• PROBLEM STATEMENT:
Whenever a line in the records below holds the string "Recently", copy it out.
---*---
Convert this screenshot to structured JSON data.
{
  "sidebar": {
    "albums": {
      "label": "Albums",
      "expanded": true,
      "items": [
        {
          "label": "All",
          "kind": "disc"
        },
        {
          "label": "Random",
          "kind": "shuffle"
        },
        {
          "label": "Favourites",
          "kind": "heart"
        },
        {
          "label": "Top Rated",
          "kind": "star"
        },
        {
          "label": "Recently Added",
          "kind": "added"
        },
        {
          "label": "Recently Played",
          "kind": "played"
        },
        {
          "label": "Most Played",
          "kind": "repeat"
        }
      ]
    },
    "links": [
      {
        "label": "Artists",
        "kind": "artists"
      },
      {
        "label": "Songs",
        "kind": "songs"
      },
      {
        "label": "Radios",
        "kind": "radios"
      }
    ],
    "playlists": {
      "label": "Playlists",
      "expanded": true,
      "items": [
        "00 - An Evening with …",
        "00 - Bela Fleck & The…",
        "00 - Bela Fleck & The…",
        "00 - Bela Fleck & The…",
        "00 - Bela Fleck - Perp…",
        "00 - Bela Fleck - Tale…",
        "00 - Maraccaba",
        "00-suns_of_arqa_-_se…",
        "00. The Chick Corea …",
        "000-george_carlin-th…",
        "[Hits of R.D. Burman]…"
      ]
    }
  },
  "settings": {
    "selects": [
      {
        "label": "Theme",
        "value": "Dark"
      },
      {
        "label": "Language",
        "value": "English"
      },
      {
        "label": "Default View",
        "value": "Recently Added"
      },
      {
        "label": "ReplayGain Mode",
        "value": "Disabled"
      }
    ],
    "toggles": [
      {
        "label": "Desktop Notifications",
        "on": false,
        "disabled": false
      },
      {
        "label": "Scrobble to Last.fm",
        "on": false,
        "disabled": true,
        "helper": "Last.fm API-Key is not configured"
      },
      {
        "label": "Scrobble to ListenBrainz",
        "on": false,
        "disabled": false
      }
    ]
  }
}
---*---
• ANSWER TO THE PROBLEM:
          "label": "Recently Added",
          "label": "Recently Played",
        "value": "Recently Added"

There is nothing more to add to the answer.